  • Patricia Morgan - Farewell to the family? Public policy and family breakdown in Britain and the USA (2nd Edition, 1999)

    Patricia Morgan - Farewell to the family? Public policy and family breakdown in Britain and the USA (2nd Edition, 1999)

    FAREWELL TO THE FAMILY? Public policy and family breakdown in Britain and the USA; by Patricia Morgan (2nd edition: revised & updated); 1999, 240pp Price: £5.00 (rrp: £8.00); Family & Youth Concern Publications; More details; Family Education Trust (Family & Youth Concern); Jubilee House, 19-21 High Street, Whitton, Twickenham TW2 7LB; UK; T 020 8894 2525; F 020 8894 3535; Email the Family Education Trust (Family & Youth Concern)

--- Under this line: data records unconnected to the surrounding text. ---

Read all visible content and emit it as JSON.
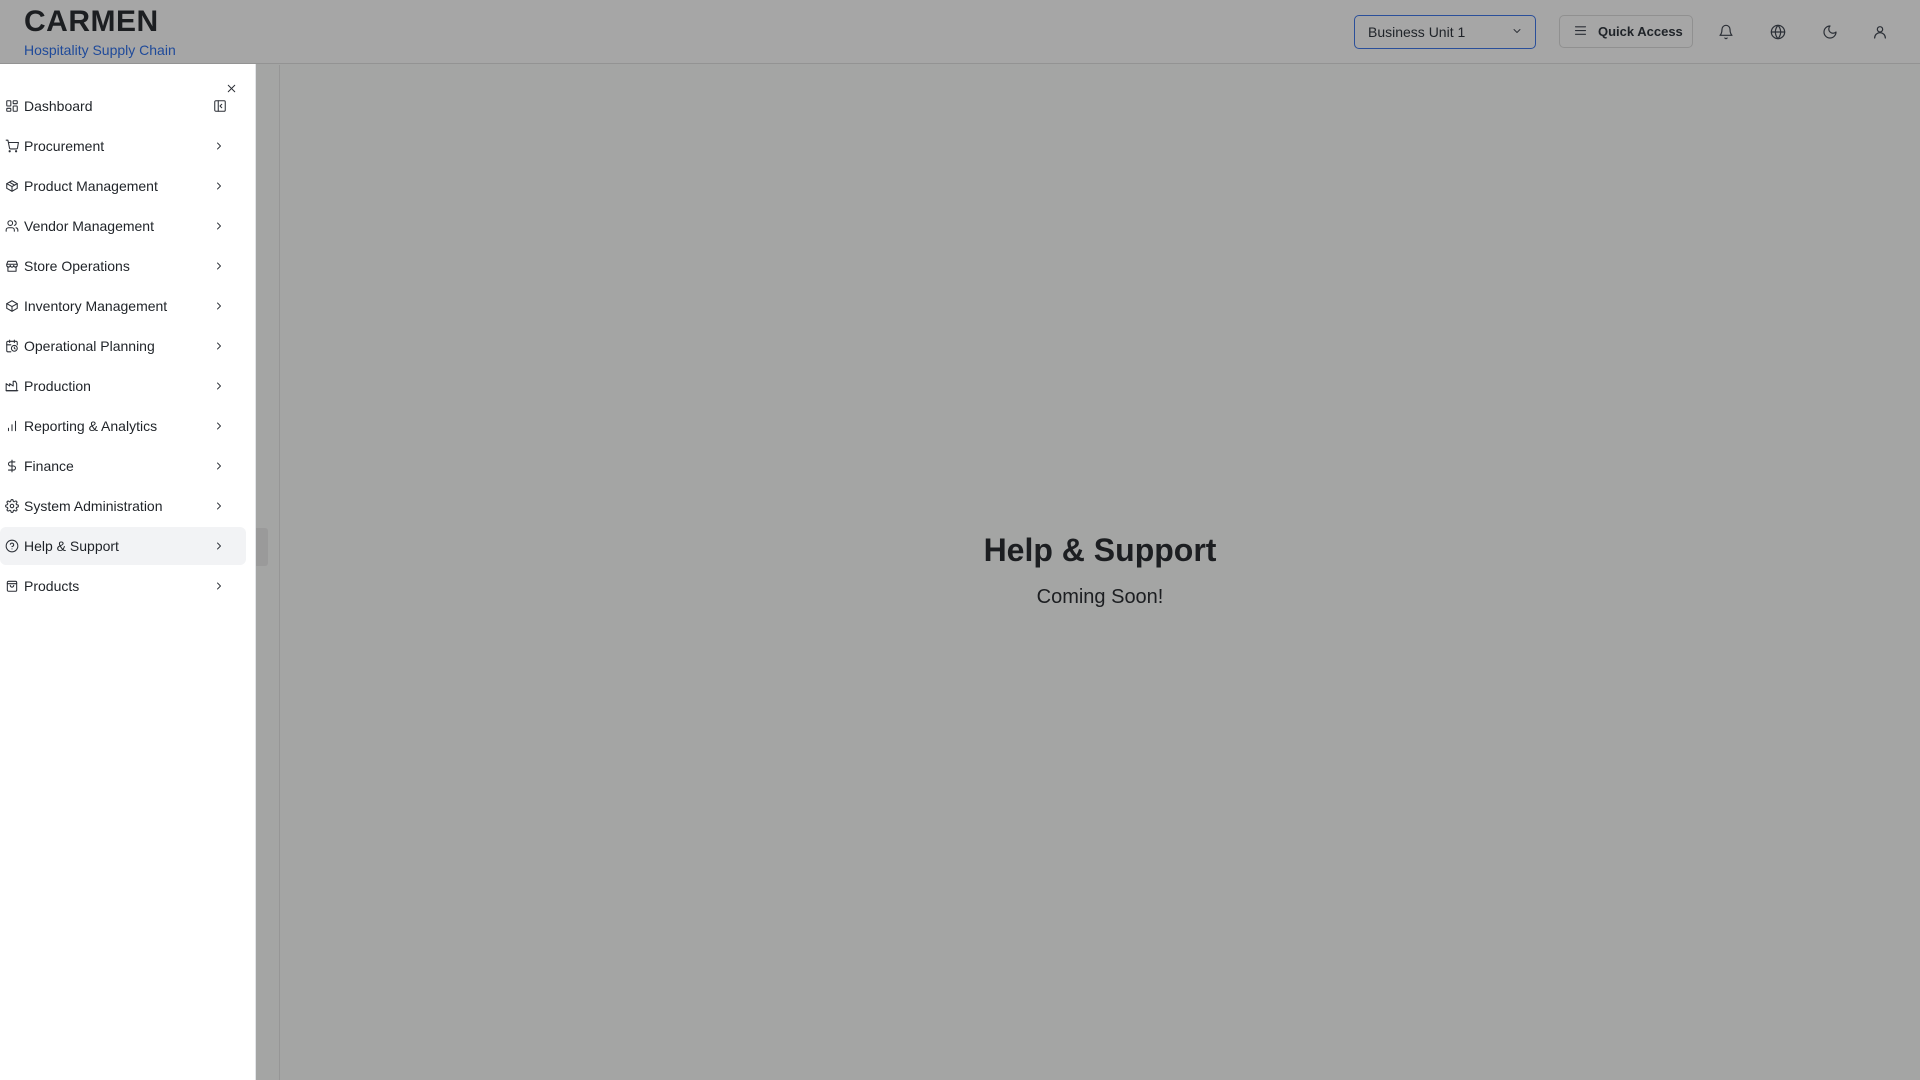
{
  "header": {
    "brand_title": "CARMEN",
    "brand_subtitle": "Hospitality Supply Chain",
    "business_unit": {
      "selected": "Business Unit 1"
    },
    "quick_access_label": "Quick Access",
    "icons": [
      "bell-icon",
      "globe-icon",
      "moon-icon",
      "user-icon"
    ]
  },
  "sidebar": {
    "items": [
      {
        "label": "Dashboard",
        "icon": "dashboard-icon"
      },
      {
        "label": "Procurement",
        "icon": "cart-icon"
      },
      {
        "label": "Product Management",
        "icon": "package-icon"
      },
      {
        "label": "Vendor Management",
        "icon": "users-icon"
      },
      {
        "label": "Store Operations",
        "icon": "store-icon"
      },
      {
        "label": "Inventory Management",
        "icon": "box-icon"
      },
      {
        "label": "Operational Planning",
        "icon": "calendar-clock-icon"
      },
      {
        "label": "Production",
        "icon": "factory-icon"
      },
      {
        "label": "Reporting & Analytics",
        "icon": "bar-chart-icon"
      },
      {
        "label": "Finance",
        "icon": "dollar-icon"
      },
      {
        "label": "System Administration",
        "icon": "gear-icon"
      },
      {
        "label": "Help & Support",
        "icon": "help-circle-icon",
        "active": true
      },
      {
        "label": "Products",
        "icon": "shopping-bag-icon"
      }
    ]
  },
  "main": {
    "title": "Help & Support",
    "subtitle": "Coming Soon!"
  }
}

  • Family Bulletin no. 94, winter 98/99, published by Family And Youth Concern

Also see: